■ **GOAL OF THE EXERCISE**: Pull each line containing "Ctrl" from the data.

== DATA PROVIDED

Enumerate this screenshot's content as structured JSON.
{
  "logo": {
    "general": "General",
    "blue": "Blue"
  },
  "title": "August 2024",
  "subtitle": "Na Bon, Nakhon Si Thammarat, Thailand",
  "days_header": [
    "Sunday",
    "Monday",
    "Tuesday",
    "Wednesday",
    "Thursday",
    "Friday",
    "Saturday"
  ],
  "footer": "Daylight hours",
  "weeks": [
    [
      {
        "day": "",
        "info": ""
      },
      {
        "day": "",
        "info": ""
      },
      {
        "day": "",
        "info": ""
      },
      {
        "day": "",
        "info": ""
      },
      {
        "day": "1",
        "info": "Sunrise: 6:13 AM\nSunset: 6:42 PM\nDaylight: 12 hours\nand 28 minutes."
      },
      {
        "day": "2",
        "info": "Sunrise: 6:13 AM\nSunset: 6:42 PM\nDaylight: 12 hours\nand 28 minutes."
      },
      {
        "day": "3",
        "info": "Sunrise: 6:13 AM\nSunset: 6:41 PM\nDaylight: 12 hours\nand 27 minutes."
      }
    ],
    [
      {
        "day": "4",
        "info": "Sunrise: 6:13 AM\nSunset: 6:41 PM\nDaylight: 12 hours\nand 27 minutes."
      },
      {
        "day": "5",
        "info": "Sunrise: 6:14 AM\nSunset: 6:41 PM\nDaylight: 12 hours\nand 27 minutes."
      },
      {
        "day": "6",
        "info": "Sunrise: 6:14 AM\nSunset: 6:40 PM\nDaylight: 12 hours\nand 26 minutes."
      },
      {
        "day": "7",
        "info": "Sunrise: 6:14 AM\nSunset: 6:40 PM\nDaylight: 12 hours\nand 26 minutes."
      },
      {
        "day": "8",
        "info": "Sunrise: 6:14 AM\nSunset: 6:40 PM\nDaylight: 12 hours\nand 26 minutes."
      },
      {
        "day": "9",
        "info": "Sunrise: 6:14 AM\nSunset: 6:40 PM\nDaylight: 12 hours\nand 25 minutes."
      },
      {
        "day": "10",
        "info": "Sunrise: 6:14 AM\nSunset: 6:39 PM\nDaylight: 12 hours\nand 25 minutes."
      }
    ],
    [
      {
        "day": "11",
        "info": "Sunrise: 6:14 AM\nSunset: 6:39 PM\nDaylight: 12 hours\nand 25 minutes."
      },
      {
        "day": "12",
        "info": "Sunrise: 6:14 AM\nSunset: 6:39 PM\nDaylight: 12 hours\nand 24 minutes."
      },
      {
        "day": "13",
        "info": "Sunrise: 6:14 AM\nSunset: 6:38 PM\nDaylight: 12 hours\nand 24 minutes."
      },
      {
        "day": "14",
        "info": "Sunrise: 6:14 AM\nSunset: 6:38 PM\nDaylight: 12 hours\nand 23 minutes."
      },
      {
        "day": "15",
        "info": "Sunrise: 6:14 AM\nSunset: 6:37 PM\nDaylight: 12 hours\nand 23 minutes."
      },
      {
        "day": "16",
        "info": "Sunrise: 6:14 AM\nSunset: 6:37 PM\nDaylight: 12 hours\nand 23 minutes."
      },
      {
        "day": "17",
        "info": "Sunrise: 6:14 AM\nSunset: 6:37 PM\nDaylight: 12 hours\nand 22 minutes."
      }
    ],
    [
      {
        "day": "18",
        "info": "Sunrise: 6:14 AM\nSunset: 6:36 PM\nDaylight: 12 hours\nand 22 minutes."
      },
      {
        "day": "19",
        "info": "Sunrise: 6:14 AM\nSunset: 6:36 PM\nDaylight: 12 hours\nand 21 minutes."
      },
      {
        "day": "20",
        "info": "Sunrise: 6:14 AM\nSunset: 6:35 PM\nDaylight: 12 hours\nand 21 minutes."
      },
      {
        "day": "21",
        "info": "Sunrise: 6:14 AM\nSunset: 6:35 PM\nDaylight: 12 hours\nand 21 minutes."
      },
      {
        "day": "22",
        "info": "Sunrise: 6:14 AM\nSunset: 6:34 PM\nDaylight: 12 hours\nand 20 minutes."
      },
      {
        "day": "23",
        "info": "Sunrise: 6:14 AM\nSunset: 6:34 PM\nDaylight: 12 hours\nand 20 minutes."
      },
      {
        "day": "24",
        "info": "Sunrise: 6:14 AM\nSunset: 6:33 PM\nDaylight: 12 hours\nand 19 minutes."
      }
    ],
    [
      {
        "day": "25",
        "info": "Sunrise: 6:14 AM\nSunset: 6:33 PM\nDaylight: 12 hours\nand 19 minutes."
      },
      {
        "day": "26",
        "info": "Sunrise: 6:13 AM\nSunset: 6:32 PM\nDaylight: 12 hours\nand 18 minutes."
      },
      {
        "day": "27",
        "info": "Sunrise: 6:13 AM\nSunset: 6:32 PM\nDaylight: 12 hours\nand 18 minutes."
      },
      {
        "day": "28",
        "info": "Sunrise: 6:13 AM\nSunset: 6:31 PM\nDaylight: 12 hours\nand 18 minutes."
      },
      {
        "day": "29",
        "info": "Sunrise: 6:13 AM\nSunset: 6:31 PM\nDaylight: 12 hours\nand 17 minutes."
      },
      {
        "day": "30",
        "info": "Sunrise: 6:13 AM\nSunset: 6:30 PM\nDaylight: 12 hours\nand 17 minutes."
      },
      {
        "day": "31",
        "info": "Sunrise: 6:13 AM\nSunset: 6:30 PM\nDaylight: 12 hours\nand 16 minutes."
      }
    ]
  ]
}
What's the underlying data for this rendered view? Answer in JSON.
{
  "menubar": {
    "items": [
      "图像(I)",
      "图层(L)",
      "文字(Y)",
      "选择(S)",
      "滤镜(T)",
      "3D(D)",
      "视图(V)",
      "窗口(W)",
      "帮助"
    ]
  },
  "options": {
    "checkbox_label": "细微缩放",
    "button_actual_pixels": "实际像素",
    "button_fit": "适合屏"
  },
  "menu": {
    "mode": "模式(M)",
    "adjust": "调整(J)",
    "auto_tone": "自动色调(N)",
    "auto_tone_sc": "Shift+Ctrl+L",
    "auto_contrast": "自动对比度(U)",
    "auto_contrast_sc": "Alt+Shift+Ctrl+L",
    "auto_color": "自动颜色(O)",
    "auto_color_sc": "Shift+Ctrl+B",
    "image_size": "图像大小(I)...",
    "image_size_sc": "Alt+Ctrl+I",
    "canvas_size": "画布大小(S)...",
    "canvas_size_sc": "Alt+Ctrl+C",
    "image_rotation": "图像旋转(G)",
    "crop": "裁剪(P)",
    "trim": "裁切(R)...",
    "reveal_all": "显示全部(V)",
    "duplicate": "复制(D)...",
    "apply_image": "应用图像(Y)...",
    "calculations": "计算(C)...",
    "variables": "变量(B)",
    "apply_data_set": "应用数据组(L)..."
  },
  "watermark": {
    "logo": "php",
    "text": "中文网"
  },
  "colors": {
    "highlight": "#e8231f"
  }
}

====

■ **TASK ANSWER**:
    "auto_tone_sc": "Shift+Ctrl+L",
    "auto_contrast_sc": "Alt+Shift+Ctrl+L",
    "auto_color_sc": "Shift+Ctrl+B",
    "image_size_sc": "Alt+Ctrl+I",
    "canvas_size_sc": "Alt+Ctrl+C",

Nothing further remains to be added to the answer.